-- Given entries follows --

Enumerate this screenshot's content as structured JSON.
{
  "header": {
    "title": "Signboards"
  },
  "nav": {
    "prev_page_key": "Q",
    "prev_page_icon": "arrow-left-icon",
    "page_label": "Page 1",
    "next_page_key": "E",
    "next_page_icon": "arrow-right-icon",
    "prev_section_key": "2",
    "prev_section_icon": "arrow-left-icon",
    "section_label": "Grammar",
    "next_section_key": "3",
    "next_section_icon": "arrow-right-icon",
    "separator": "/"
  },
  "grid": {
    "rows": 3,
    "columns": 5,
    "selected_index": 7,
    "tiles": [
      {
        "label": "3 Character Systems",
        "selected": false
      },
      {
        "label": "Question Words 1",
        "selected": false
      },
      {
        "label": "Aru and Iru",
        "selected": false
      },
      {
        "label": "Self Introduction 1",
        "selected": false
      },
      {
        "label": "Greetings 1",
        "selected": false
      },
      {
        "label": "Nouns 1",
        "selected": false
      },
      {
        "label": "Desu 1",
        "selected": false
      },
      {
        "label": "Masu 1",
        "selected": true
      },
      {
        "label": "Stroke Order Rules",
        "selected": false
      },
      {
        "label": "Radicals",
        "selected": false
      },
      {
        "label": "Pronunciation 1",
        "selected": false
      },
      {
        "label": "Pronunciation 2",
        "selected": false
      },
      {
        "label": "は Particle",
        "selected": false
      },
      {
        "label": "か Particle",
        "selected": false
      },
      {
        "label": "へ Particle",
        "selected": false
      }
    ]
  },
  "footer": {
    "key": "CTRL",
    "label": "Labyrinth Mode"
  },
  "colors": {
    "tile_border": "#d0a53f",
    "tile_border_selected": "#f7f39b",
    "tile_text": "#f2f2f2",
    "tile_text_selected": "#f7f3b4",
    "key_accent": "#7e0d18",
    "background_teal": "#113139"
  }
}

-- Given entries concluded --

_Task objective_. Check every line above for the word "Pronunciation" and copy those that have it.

_Task output_.
        "label": "Pronunciation 1",
        "label": "Pronunciation 2",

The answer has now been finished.